VW Cutting Models, Powertrain Combos To Accelerate EV Investment
9 December 2018 - motor1
The automaker wants "around 20" electric cars on the road by 2025.
Volkswagen is the latest manufacturer to announce an "acceleration" to previously established restructuring plans. In this case, the automaker isn't talking about layoffs, at least not yet. Instead, VW plans to drastically reduce powertrain configurations for the European market. As a consequence, some models will likely disappear as well.
We'd love to share specific information on what this entails, but VW doesn't have anything more to offer at this time. In a press release (available below), the company explained that engine/transmission combinations with low demand will be cut in the forthcoming model year. Furthermore, the release goes on to say the cut should have "corresponding positive effects on the complexity of production and the supply chain." We interpret that as meaning fewer powertrain options will lead to fewer models, thereby simplifying the process. Also, VW opens its announcement by straight-up saying its model portfolio would be streamlined.

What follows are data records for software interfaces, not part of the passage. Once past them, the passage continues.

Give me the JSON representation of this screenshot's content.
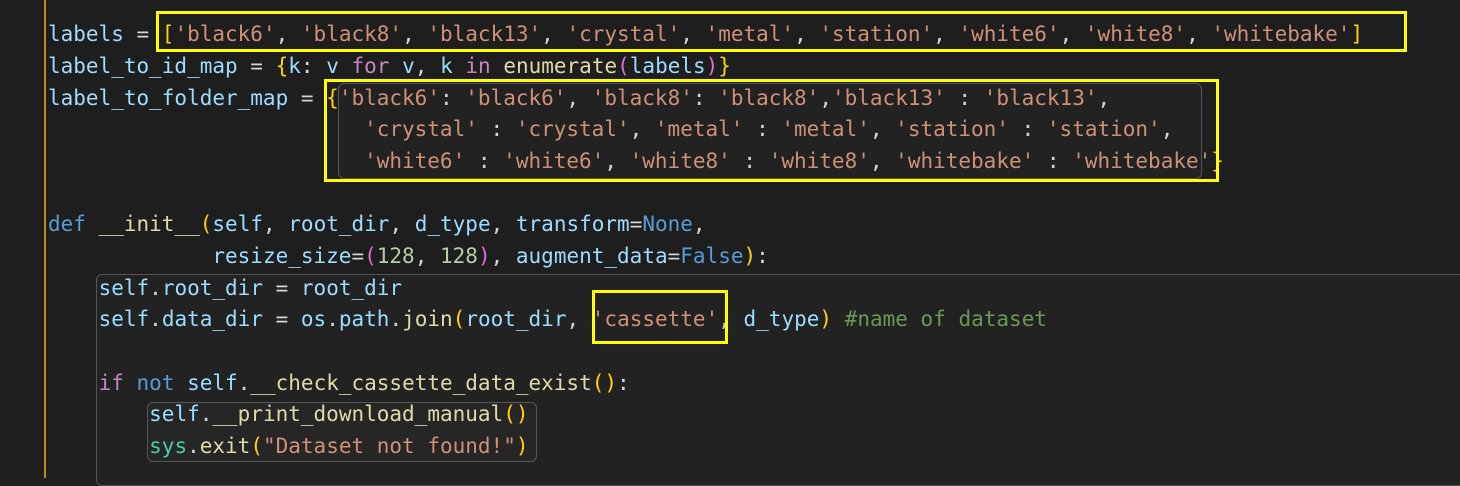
{
  "editor": {
    "language": "python",
    "accent_bar_color": "#c08a17",
    "highlight_color": "#ffff00",
    "lines": [
      {
        "tokens": [
          [
            "v",
            "labels"
          ],
          [
            "p",
            " = "
          ],
          [
            "b1",
            "["
          ],
          [
            "s",
            "'black6'"
          ],
          [
            "p",
            ", "
          ],
          [
            "s",
            "'black8'"
          ],
          [
            "p",
            ", "
          ],
          [
            "s",
            "'black13'"
          ],
          [
            "p",
            ", "
          ],
          [
            "s",
            "'crystal'"
          ],
          [
            "p",
            ", "
          ],
          [
            "s",
            "'metal'"
          ],
          [
            "p",
            ", "
          ],
          [
            "s",
            "'station'"
          ],
          [
            "p",
            ", "
          ],
          [
            "s",
            "'white6'"
          ],
          [
            "p",
            ", "
          ],
          [
            "s",
            "'white8'"
          ],
          [
            "p",
            ", "
          ],
          [
            "s",
            "'whitebake'"
          ],
          [
            "b1",
            "]"
          ]
        ]
      },
      {
        "tokens": [
          [
            "v",
            "label_to_id_map"
          ],
          [
            "p",
            " = "
          ],
          [
            "b1",
            "{"
          ],
          [
            "v",
            "k"
          ],
          [
            "p",
            ": "
          ],
          [
            "v",
            "v"
          ],
          [
            "p",
            " "
          ],
          [
            "k",
            "for"
          ],
          [
            "p",
            " "
          ],
          [
            "v",
            "v"
          ],
          [
            "p",
            ", "
          ],
          [
            "v",
            "k"
          ],
          [
            "p",
            " "
          ],
          [
            "k",
            "in"
          ],
          [
            "p",
            " "
          ],
          [
            "f",
            "enumerate"
          ],
          [
            "b2",
            "("
          ],
          [
            "v",
            "labels"
          ],
          [
            "b2",
            ")"
          ],
          [
            "b1",
            "}"
          ]
        ]
      },
      {
        "tokens": [
          [
            "v",
            "label_to_folder_map"
          ],
          [
            "p",
            " = "
          ],
          [
            "b1",
            "{"
          ],
          [
            "s",
            "'black6'"
          ],
          [
            "p",
            ": "
          ],
          [
            "s",
            "'black6'"
          ],
          [
            "p",
            ", "
          ],
          [
            "s",
            "'black8'"
          ],
          [
            "p",
            ": "
          ],
          [
            "s",
            "'black8'"
          ],
          [
            "p",
            ","
          ],
          [
            "s",
            "'black13'"
          ],
          [
            "p",
            " : "
          ],
          [
            "s",
            "'black13'"
          ],
          [
            "p",
            ","
          ]
        ]
      },
      {
        "tokens": [
          [
            "p",
            "                         "
          ],
          [
            "s",
            "'crystal'"
          ],
          [
            "p",
            " : "
          ],
          [
            "s",
            "'crystal'"
          ],
          [
            "p",
            ", "
          ],
          [
            "s",
            "'metal'"
          ],
          [
            "p",
            " : "
          ],
          [
            "s",
            "'metal'"
          ],
          [
            "p",
            ", "
          ],
          [
            "s",
            "'station'"
          ],
          [
            "p",
            " : "
          ],
          [
            "s",
            "'station'"
          ],
          [
            "p",
            ","
          ]
        ]
      },
      {
        "tokens": [
          [
            "p",
            "                         "
          ],
          [
            "s",
            "'white6'"
          ],
          [
            "p",
            " : "
          ],
          [
            "s",
            "'white6'"
          ],
          [
            "p",
            ", "
          ],
          [
            "s",
            "'white8'"
          ],
          [
            "p",
            " : "
          ],
          [
            "s",
            "'white8'"
          ],
          [
            "p",
            ", "
          ],
          [
            "s",
            "'whitebake'"
          ],
          [
            "p",
            " : "
          ],
          [
            "s",
            "'whitebake'"
          ],
          [
            "b1",
            "}"
          ]
        ]
      },
      {
        "tokens": []
      },
      {
        "tokens": [
          [
            "d",
            "def"
          ],
          [
            "p",
            " "
          ],
          [
            "f",
            "__init__"
          ],
          [
            "b1",
            "("
          ],
          [
            "v",
            "self"
          ],
          [
            "p",
            ", "
          ],
          [
            "v",
            "root_dir"
          ],
          [
            "p",
            ", "
          ],
          [
            "v",
            "d_type"
          ],
          [
            "p",
            ", "
          ],
          [
            "v",
            "transform"
          ],
          [
            "p",
            "="
          ],
          [
            "d",
            "None"
          ],
          [
            "p",
            ","
          ]
        ]
      },
      {
        "tokens": [
          [
            "p",
            "             "
          ],
          [
            "v",
            "resize_size"
          ],
          [
            "p",
            "="
          ],
          [
            "b2",
            "("
          ],
          [
            "n",
            "128"
          ],
          [
            "p",
            ", "
          ],
          [
            "n",
            "128"
          ],
          [
            "b2",
            ")"
          ],
          [
            "p",
            ", "
          ],
          [
            "v",
            "augment_data"
          ],
          [
            "p",
            "="
          ],
          [
            "d",
            "False"
          ],
          [
            "b1",
            ")"
          ],
          [
            "p",
            ":"
          ]
        ]
      },
      {
        "tokens": [
          [
            "p",
            "    "
          ],
          [
            "v",
            "self"
          ],
          [
            "p",
            "."
          ],
          [
            "v",
            "root_dir"
          ],
          [
            "p",
            " = "
          ],
          [
            "v",
            "root_dir"
          ]
        ]
      },
      {
        "tokens": [
          [
            "p",
            "    "
          ],
          [
            "v",
            "self"
          ],
          [
            "p",
            "."
          ],
          [
            "v",
            "data_dir"
          ],
          [
            "p",
            " = "
          ],
          [
            "v",
            "os"
          ],
          [
            "p",
            "."
          ],
          [
            "v",
            "path"
          ],
          [
            "p",
            "."
          ],
          [
            "f",
            "join"
          ],
          [
            "b1",
            "("
          ],
          [
            "v",
            "root_dir"
          ],
          [
            "p",
            ", "
          ],
          [
            "s",
            "'cassette'"
          ],
          [
            "p",
            ", "
          ],
          [
            "v",
            "d_type"
          ],
          [
            "b1",
            ")"
          ],
          [
            "p",
            " "
          ],
          [
            "c",
            "#name of dataset"
          ]
        ]
      },
      {
        "tokens": []
      },
      {
        "tokens": [
          [
            "p",
            "    "
          ],
          [
            "k",
            "if"
          ],
          [
            "p",
            " "
          ],
          [
            "d",
            "not"
          ],
          [
            "p",
            " "
          ],
          [
            "v",
            "self"
          ],
          [
            "p",
            "."
          ],
          [
            "f",
            "__check_cassette_data_exist"
          ],
          [
            "b1",
            "()"
          ],
          [
            "p",
            ":"
          ]
        ]
      },
      {
        "tokens": [
          [
            "p",
            "        "
          ],
          [
            "v",
            "self"
          ],
          [
            "p",
            "."
          ],
          [
            "f",
            "__print_download_manual"
          ],
          [
            "b1",
            "()"
          ]
        ]
      },
      {
        "tokens": [
          [
            "p",
            "        "
          ],
          [
            "t",
            "sys"
          ],
          [
            "p",
            "."
          ],
          [
            "f",
            "exit"
          ],
          [
            "b1",
            "("
          ],
          [
            "s",
            "\"Dataset not found!\""
          ],
          [
            "b1",
            ")"
          ]
        ]
      }
    ]
  }
}
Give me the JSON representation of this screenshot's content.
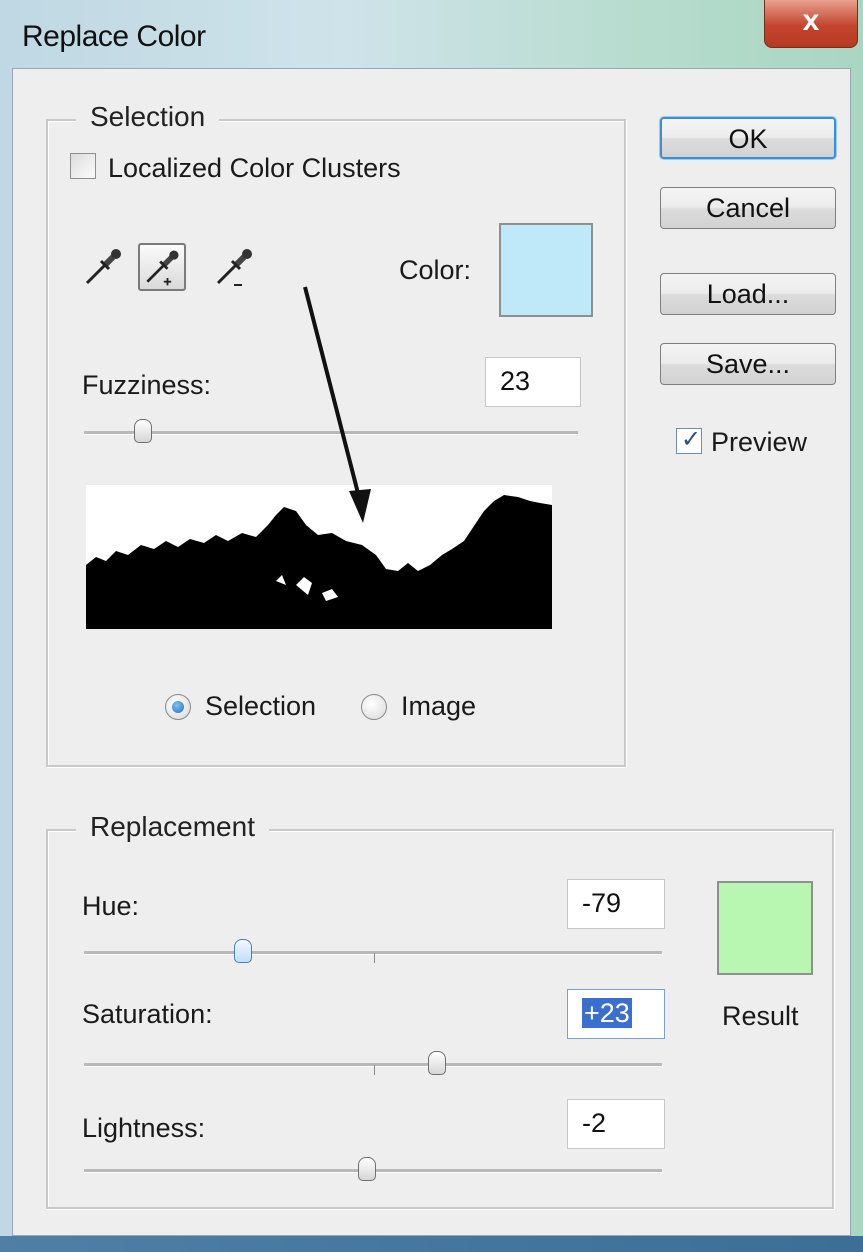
{
  "window": {
    "title": "Replace Color",
    "close_symbol": "x"
  },
  "selection": {
    "legend": "Selection",
    "localized_label": "Localized Color Clusters",
    "localized_checked": false,
    "color_label": "Color:",
    "color_value": "#bfe8f8",
    "fuzziness_label": "Fuzziness:",
    "fuzziness_value": "23",
    "view_selection_label": "Selection",
    "view_image_label": "Image",
    "view_selected": "Selection"
  },
  "replacement": {
    "legend": "Replacement",
    "hue_label": "Hue:",
    "hue_value": "-79",
    "saturation_label": "Saturation:",
    "saturation_value": "+23",
    "lightness_label": "Lightness:",
    "lightness_value": "-2",
    "result_label": "Result",
    "result_color": "#b8f7b1"
  },
  "buttons": {
    "ok": "OK",
    "cancel": "Cancel",
    "load": "Load...",
    "save": "Save..."
  },
  "preview": {
    "label": "Preview",
    "checked": true
  },
  "icons": [
    "eyedropper-icon",
    "eyedropper-plus-icon",
    "eyedropper-minus-icon"
  ]
}
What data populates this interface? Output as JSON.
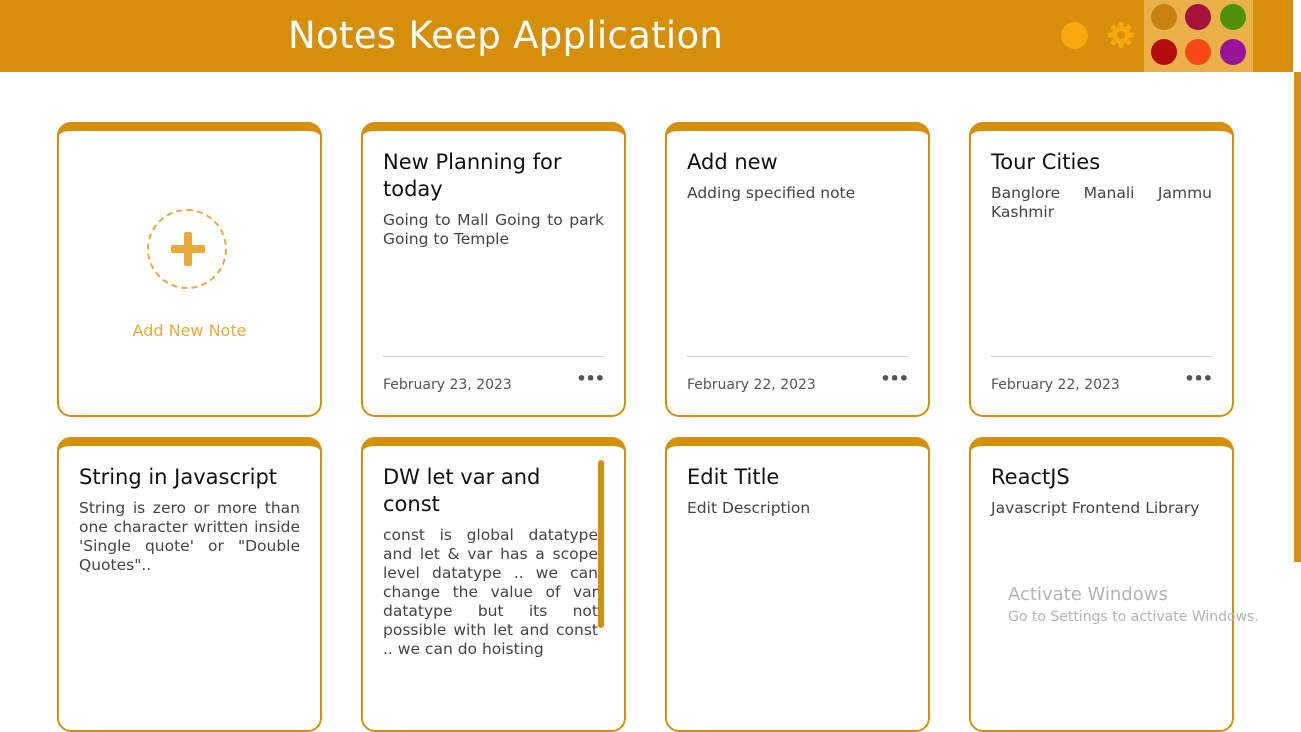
{
  "header": {
    "title": "Notes Keep Application",
    "background": "#d68f0b",
    "icons": {
      "theme_dot": "circle-icon",
      "settings": "gear-icon"
    },
    "palette": [
      "#c78110",
      "#a5133a",
      "#4d910b",
      "#b50c0c",
      "#f54a18",
      "#9a139b"
    ]
  },
  "add_note": {
    "label": "Add New Note",
    "icon": "plus-icon"
  },
  "notes": [
    {
      "title": "New Planning for today",
      "description": "Going to Mall Going to park Going to Temple",
      "date": "February 23, 2023"
    },
    {
      "title": "Add new",
      "description": "Adding specified note",
      "date": "February 22, 2023"
    },
    {
      "title": "Tour Cities",
      "description": "Banglore Manali Jammu Kashmir",
      "date": "February 22, 2023"
    },
    {
      "title": "String in Javascript",
      "description": "String is zero or more than one character written inside 'Single quote' or \"Double Quotes\"..",
      "date": ""
    },
    {
      "title": "DW let var and const",
      "description": "const is global datatype and let & var has a scope level datatype .. we can change the value of var datatype but its not possible with let and const .. we can do hoisting",
      "date": ""
    },
    {
      "title": "Edit Title",
      "description": "Edit Description",
      "date": ""
    },
    {
      "title": "ReactJS",
      "description": "Javascript Frontend Library",
      "date": ""
    }
  ],
  "card_menu_glyph": "•••",
  "watermark": {
    "line1": "Activate Windows",
    "line2": "Go to Settings to activate Windows."
  }
}
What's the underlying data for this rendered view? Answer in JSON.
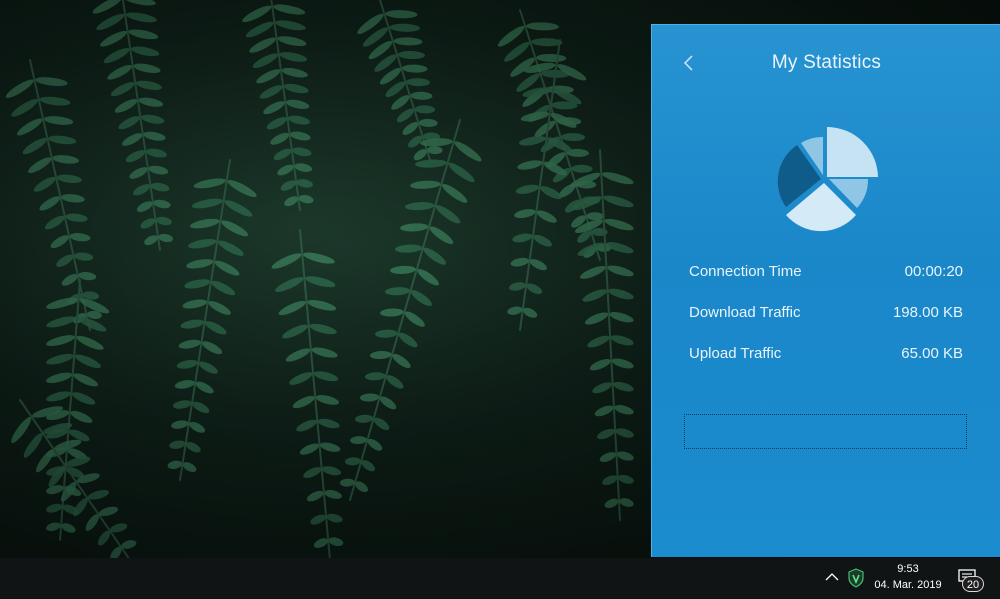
{
  "panel": {
    "title": "My Statistics",
    "stats": [
      {
        "label": "Connection Time",
        "value": "00:00:20"
      },
      {
        "label": "Download Traffic",
        "value": "198.00 KB"
      },
      {
        "label": "Upload Traffic",
        "value": "65.00 KB"
      }
    ],
    "icons": {
      "back": "chevron-left-icon",
      "chart": "pie-chart-icon"
    },
    "colors": {
      "panel_bg": "#1a87c9",
      "pie_light": "#c6e3f3",
      "pie_dark": "#0f5c8a"
    }
  },
  "taskbar": {
    "clock_time": "9:53",
    "clock_date": "04. Mar. 2019",
    "notification_count": "20"
  }
}
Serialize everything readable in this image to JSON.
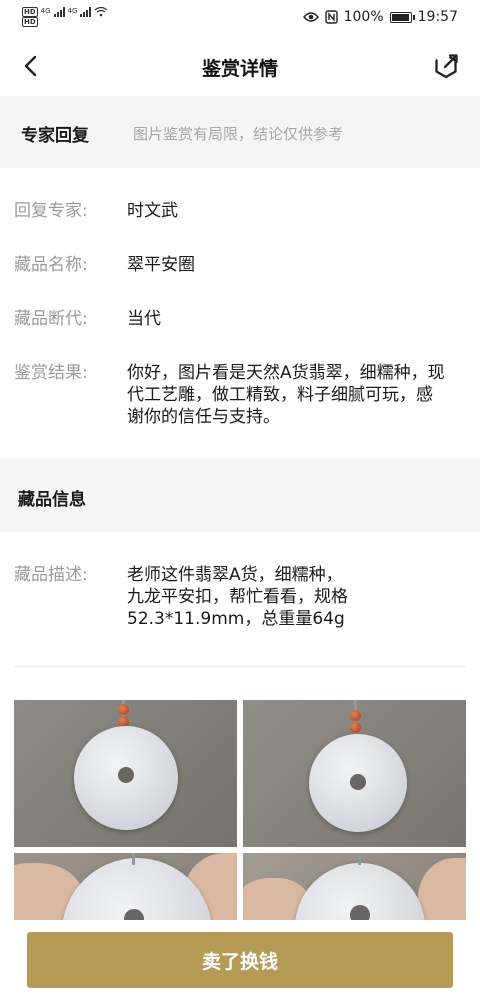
{
  "status_bar": {
    "hd1": "HD",
    "hd2": "HD",
    "net1": "4G",
    "net2": "4G",
    "battery_percent": "100%",
    "battery_level": 1.0,
    "time": "19:57",
    "icons": [
      "eye-icon",
      "nfc-icon",
      "wifi-icon",
      "battery-icon"
    ]
  },
  "nav": {
    "title": "鉴赏详情",
    "back_icon": "back-arrow-icon",
    "share_icon": "share-icon"
  },
  "expert_reply": {
    "title": "专家回复",
    "note": "图片鉴赏有局限，结论仅供参考",
    "fields": [
      {
        "label": "回复专家:",
        "value": "时文武"
      },
      {
        "label": "藏品名称:",
        "value": "翠平安圈"
      },
      {
        "label": "藏品断代:",
        "value": "当代"
      },
      {
        "label": "鉴赏结果:",
        "value": "你好，图片看是天然A货翡翠，细糯种，现代工艺雕，做工精致，料子细腻可玩，感谢你的信任与支持。"
      }
    ]
  },
  "collection_info": {
    "title": "藏品信息",
    "description_label": "藏品描述:",
    "description_value": "老师这件翡翠A货，细糯种，\n九龙平安扣，帮忙看看，规格\n52.3*11.9mm，总重量64g"
  },
  "photos": [
    {
      "name": "jade-photo-front"
    },
    {
      "name": "jade-photo-back"
    },
    {
      "name": "jade-photo-hand-1"
    },
    {
      "name": "jade-photo-hand-2"
    }
  ],
  "footer": {
    "sell_label": "卖了换钱"
  }
}
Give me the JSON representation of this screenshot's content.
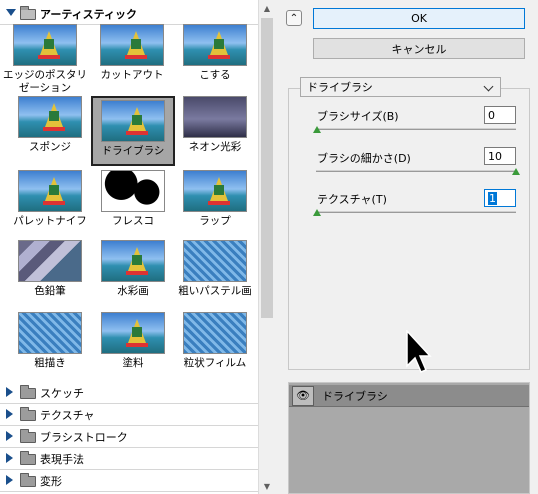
{
  "gallery": {
    "open_category": "アーティスティック",
    "thumbnails": [
      {
        "label": "エッジのポスタリゼーション"
      },
      {
        "label": "カットアウト"
      },
      {
        "label": "こする"
      },
      {
        "label": "スポンジ"
      },
      {
        "label": "ドライブラシ",
        "selected": true
      },
      {
        "label": "ネオン光彩"
      },
      {
        "label": "パレットナイフ"
      },
      {
        "label": "フレスコ"
      },
      {
        "label": "ラップ"
      },
      {
        "label": "色鉛筆"
      },
      {
        "label": "水彩画"
      },
      {
        "label": "粗いパステル画"
      },
      {
        "label": "粗描き"
      },
      {
        "label": "塗料"
      },
      {
        "label": "粒状フィルム"
      }
    ],
    "closed_categories": [
      "スケッチ",
      "テクスチャ",
      "ブラシストローク",
      "表現手法",
      "変形"
    ]
  },
  "buttons": {
    "ok": "OK",
    "cancel": "キャンセル"
  },
  "filter_select": {
    "value": "ドライブラシ"
  },
  "params": [
    {
      "label": "ブラシサイズ(B)",
      "value": "0"
    },
    {
      "label": "ブラシの細かさ(D)",
      "value": "10"
    },
    {
      "label": "テクスチャ(T)",
      "value": "1"
    }
  ],
  "layers": {
    "items": [
      {
        "name": "ドライブラシ",
        "visible": true
      }
    ]
  }
}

"We must force the pace of our transformation and become more efficient and agile," said Ralf Brandstätter, VW's chief operating officer. "We cannot let up in our efforts and must realize further substantial improvements. What we have achieved so far is still not enough."
What's the end-game for VW in this move? The company has a bold plan to offer upwards of 20 electric cars by 2025, and it will take a significant technological investment to get there. In fact, VW's plan calls for investments over $12.5 billion (€11 billion) in e-mobility, digitalization, autonomous driving, and mobility services. More than $10.2B (€9B) of that is directed solely at electrification, so yeah, the company is looking to spend a lot of cash in the very near future. Dropping low-selling powertrain combos and models will help, and though there's isn't a specific mention of job cuts or layoffs, the release does say that "administration processes will become even leaner."
Both General Motors and Ford have made headlines recently for similar circumstances. GM is poised to lay off 15 percent of its salaried workers, and similar layoffs could be in store at the Blue Oval.